## TASK DETAILS
On how many lines of the records below does the string "description" appear? Reply with only the number.

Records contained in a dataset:
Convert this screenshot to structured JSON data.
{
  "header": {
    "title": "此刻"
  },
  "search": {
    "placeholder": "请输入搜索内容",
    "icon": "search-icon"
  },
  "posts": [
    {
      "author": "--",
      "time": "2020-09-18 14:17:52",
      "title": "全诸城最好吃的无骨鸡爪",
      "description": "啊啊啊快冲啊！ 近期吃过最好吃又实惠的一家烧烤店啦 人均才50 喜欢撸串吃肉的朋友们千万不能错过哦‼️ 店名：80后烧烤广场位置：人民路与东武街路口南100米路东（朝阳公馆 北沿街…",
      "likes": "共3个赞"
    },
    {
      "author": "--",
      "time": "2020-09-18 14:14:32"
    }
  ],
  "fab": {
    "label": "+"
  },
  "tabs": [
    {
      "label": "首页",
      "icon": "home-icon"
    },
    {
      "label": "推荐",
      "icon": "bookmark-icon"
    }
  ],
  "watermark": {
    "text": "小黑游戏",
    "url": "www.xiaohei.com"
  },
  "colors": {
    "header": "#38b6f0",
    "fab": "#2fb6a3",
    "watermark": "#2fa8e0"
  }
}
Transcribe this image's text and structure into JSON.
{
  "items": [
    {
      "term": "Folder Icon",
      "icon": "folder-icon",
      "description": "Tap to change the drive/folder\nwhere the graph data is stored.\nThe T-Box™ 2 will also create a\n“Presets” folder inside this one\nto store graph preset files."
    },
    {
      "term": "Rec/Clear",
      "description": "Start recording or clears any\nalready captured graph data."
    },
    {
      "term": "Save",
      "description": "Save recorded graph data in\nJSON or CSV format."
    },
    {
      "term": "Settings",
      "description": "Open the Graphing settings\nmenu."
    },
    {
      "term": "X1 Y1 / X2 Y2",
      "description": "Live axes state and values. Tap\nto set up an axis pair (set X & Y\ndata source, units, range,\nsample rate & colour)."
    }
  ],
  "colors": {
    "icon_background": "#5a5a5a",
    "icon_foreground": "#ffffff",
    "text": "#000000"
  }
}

## RESPONSE AREA
6